In recent years, with the rise in baseball specialization at earlier ages and a booming “AAU” or “travel ball” industry providing athletes with year-round and multiple playing opportunities, the problem of athletes pitching too much and too often is nearing epidemic status. “Kids are starting sports at younger ages, they are playing on travel teams and school teams at the same time, and are playing baseball year-round,” said Dr. Marc Richard, a hand and upper-extremity specialist. “There’s no longer an off-season. Studies show the number of innings pitched and the number of pitches per outing are directly related to the increased prevalence of throwing injuries.”
Over the years, baseball governing bodies have become increasingly aware of the impact of excessive pitch loads, and have imposed pitch limits on teams they govern to help reduce the risk of overuse injuries. If consistently and conscientiously followed, limits on pitch loads are effective. But, if pitch limits are not enforced or are not universally applicable across each team on which a player may pitch, players remain at risk. Such risk stems from ineffective communication between coaches or, in some cases, conscious disregard by one coach of a player’s pitching activity on another team. Relying on the player to recognize his or her own pitch limits is unwise as most competitive athletes will choose to have the ball in their hands if given the opportunity. Parents can be similarly ineffective checks on excessive pitch loads, either through lack of awareness of their athlete’s pitch load/limit or through willful ignorance and a desire to see their athlete get as many pitching opportunities as possible.

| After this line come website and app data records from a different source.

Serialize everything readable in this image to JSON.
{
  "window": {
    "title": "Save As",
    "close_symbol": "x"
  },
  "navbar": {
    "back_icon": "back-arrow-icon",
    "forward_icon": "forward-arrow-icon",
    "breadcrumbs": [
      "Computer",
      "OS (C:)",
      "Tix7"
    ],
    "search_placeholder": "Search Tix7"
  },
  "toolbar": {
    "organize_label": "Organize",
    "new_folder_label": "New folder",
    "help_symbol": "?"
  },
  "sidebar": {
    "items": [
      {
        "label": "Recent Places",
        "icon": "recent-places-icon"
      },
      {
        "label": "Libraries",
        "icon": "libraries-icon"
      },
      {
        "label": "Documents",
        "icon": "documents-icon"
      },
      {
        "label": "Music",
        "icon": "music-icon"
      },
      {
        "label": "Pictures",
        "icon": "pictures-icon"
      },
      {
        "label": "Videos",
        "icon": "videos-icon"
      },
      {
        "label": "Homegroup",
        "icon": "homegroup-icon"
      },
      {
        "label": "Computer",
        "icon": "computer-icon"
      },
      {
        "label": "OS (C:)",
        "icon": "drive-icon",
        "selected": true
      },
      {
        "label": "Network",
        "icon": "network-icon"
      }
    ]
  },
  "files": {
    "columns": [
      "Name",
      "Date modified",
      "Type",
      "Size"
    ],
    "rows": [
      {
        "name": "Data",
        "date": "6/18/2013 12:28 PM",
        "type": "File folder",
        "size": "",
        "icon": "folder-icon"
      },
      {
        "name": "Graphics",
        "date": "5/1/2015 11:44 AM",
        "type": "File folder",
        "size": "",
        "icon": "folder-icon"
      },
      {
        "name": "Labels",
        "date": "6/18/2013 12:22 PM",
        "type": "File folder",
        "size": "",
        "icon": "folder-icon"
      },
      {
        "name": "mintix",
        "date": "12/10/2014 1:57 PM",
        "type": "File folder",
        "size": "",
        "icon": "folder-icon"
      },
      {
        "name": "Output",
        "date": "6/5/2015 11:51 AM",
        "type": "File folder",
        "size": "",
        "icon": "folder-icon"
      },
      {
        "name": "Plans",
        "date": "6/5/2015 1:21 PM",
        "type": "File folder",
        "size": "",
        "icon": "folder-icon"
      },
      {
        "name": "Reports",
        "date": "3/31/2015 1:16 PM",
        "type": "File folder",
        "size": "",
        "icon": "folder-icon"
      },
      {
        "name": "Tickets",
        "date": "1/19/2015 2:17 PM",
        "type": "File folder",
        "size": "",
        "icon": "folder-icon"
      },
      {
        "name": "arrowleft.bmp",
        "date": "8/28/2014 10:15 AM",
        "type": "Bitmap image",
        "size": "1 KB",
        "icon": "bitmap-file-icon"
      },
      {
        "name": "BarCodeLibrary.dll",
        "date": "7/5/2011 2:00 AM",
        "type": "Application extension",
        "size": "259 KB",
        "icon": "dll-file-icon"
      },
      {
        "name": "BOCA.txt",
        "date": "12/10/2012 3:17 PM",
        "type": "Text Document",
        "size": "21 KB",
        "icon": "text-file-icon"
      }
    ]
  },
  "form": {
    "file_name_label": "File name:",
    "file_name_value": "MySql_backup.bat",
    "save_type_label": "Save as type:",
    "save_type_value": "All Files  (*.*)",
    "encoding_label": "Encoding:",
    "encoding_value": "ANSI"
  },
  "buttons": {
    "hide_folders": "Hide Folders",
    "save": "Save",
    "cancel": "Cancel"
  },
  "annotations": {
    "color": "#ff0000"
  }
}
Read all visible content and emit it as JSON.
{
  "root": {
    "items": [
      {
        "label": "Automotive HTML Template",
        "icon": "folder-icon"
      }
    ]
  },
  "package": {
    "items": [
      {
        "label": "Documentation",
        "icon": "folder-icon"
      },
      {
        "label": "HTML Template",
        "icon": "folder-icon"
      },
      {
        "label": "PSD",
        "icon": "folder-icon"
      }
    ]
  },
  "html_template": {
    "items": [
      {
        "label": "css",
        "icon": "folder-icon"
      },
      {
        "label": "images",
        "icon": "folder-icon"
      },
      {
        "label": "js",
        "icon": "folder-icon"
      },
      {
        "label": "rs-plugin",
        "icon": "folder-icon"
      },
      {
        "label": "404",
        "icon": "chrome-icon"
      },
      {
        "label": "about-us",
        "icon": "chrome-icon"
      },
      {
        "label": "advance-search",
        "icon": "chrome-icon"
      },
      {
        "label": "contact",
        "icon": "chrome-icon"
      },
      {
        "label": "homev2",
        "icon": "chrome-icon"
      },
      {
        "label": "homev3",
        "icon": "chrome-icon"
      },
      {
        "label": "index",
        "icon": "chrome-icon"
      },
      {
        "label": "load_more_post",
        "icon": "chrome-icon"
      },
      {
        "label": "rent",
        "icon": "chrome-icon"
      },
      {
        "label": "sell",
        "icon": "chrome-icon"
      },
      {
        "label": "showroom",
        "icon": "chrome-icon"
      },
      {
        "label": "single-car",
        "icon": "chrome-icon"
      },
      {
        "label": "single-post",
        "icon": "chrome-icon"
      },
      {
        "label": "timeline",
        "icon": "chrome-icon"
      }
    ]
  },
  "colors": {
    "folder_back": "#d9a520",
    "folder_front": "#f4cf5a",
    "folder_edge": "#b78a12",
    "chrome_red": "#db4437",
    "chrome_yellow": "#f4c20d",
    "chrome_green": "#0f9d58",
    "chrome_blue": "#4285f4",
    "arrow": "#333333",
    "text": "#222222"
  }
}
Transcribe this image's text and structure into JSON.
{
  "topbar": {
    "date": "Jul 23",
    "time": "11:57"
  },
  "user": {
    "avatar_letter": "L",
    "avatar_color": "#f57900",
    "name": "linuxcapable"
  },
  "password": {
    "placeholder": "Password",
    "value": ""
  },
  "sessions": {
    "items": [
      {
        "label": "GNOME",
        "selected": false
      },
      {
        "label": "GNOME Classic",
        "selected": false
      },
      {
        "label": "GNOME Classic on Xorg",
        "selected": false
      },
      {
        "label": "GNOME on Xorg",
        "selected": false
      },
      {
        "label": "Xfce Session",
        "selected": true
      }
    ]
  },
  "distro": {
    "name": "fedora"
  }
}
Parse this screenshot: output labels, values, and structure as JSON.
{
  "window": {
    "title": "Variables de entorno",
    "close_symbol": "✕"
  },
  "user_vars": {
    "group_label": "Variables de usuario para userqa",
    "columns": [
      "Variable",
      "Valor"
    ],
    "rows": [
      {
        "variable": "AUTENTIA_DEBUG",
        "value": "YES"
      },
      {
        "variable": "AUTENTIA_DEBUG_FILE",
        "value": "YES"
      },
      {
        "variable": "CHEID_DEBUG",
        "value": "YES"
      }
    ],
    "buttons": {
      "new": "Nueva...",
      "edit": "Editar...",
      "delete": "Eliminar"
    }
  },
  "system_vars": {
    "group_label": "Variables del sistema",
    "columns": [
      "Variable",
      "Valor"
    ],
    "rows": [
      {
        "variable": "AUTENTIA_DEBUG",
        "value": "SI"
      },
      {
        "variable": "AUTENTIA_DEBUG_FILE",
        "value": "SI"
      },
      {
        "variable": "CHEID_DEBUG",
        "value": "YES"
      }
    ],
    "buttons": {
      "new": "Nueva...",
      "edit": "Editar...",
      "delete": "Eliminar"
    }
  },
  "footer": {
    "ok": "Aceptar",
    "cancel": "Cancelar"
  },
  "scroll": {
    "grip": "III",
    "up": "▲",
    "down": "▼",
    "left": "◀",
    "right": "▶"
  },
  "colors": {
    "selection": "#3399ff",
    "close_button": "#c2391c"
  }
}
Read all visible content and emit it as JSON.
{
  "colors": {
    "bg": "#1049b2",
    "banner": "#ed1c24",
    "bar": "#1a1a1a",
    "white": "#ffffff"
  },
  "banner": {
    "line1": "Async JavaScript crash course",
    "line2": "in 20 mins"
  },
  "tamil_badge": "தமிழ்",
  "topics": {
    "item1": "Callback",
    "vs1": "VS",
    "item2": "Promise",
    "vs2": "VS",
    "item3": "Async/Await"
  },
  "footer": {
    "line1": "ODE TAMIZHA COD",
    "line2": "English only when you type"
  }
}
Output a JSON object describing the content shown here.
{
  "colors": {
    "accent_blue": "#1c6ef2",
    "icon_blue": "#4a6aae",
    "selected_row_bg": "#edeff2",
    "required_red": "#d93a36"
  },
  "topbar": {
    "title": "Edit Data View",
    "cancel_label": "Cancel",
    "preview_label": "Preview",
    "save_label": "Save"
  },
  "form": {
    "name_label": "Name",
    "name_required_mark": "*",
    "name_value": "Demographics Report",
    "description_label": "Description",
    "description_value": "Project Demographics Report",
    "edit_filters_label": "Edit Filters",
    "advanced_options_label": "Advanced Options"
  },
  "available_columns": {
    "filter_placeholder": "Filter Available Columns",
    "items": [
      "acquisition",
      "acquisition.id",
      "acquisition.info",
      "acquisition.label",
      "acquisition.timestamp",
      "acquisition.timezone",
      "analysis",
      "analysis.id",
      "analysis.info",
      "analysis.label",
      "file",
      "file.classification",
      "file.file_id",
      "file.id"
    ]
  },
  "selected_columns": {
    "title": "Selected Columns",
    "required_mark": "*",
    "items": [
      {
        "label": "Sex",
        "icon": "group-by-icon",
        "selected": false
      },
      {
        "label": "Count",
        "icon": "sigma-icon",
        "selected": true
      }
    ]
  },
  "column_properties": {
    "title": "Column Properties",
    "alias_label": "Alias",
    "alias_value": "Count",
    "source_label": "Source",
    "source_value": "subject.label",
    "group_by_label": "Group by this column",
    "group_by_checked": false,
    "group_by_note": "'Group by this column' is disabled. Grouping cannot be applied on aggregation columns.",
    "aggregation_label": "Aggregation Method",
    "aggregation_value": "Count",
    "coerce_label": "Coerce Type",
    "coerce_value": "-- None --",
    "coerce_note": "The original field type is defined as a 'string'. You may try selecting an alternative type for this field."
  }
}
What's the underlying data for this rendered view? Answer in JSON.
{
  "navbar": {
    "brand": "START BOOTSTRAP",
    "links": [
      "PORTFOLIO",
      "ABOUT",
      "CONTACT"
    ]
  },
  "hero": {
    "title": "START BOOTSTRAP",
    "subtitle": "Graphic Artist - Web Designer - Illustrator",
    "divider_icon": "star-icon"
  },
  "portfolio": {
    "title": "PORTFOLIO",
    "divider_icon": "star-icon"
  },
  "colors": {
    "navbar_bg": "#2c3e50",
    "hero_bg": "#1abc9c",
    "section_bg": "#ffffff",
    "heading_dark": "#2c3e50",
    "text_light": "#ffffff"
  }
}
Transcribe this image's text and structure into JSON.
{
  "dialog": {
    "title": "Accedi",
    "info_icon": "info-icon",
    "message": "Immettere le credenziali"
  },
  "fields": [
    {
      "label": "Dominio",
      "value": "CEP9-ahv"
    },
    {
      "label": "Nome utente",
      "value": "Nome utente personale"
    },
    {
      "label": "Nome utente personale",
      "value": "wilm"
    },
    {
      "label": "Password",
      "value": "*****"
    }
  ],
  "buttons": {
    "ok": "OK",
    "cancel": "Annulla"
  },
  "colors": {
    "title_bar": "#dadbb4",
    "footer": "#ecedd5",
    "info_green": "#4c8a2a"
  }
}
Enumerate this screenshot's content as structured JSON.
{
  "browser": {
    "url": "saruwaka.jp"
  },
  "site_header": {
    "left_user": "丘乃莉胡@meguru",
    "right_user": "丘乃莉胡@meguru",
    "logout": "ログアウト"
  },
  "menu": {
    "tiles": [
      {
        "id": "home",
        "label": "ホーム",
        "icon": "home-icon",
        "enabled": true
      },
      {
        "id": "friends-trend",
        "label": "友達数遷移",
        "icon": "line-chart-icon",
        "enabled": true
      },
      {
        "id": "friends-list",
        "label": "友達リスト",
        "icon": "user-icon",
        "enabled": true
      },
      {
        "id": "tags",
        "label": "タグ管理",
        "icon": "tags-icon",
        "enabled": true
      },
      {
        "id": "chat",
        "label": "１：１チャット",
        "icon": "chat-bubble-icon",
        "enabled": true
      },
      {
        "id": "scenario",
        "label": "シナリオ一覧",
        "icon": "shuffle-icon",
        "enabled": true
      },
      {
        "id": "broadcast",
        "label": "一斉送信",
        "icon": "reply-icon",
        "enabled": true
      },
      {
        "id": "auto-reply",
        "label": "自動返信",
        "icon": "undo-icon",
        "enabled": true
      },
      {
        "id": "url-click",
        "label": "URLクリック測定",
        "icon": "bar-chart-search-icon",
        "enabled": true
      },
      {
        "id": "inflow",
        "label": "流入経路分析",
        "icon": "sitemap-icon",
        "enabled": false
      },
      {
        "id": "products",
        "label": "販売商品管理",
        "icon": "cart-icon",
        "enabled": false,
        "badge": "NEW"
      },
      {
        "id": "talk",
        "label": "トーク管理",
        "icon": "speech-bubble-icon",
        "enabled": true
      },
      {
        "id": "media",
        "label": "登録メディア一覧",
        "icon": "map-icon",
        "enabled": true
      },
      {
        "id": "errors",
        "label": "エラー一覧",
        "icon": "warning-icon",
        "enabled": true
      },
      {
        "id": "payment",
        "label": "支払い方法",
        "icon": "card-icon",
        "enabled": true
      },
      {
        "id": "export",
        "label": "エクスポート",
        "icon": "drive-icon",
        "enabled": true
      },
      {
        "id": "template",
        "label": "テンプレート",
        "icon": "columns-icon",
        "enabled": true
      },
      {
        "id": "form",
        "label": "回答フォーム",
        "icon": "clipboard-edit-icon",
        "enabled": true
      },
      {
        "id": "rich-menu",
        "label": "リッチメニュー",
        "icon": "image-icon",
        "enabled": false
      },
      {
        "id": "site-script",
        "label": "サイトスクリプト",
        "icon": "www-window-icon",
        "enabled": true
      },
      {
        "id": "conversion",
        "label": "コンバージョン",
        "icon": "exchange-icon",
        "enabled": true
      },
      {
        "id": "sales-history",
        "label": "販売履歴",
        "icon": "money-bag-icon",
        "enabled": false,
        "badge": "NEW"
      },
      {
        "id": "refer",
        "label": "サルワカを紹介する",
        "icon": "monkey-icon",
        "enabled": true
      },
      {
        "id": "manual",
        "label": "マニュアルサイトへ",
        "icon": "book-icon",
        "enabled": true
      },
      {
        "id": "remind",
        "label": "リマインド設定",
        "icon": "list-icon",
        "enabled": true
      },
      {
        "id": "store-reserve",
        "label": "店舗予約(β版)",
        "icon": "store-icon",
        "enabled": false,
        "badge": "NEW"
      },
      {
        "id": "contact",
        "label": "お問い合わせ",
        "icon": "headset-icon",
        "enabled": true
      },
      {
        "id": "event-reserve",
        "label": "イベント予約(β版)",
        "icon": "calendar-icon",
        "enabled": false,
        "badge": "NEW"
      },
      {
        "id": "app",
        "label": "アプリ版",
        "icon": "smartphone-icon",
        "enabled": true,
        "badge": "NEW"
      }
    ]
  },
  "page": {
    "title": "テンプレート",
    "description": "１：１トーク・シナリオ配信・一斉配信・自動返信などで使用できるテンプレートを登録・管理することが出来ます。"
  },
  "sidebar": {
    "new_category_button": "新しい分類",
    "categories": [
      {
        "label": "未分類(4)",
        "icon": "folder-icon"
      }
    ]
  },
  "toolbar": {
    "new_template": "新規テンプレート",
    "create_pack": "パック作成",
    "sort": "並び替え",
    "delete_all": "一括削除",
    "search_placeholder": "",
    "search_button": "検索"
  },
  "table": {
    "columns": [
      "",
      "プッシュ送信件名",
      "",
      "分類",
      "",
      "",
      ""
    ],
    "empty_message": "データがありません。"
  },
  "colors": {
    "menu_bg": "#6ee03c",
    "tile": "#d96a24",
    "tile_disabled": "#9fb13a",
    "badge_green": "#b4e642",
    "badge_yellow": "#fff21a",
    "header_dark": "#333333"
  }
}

ChangeUp is designed to provide an easy-to-use tool to accurately and completely track a particular athlete’s pitch load across an unlimited number of teams and seasons. With its simple interface, ChangeUp allows real-time, in-game tracking of pitches thrown and allows the coach to also monitor the athlete’s availability for upcoming contests as particular pitch thresholds are reached, while also factoring in powerful analytics to identify trends regarding durability and effectiveness. Further, by tracking pitch loads across multiple teams, ChangeUp removes any uncertainty about an athlete’s total pitching activity and allows coaches coordinate or, at least, to honestly and fully assess the athlete’s current availability to pitch.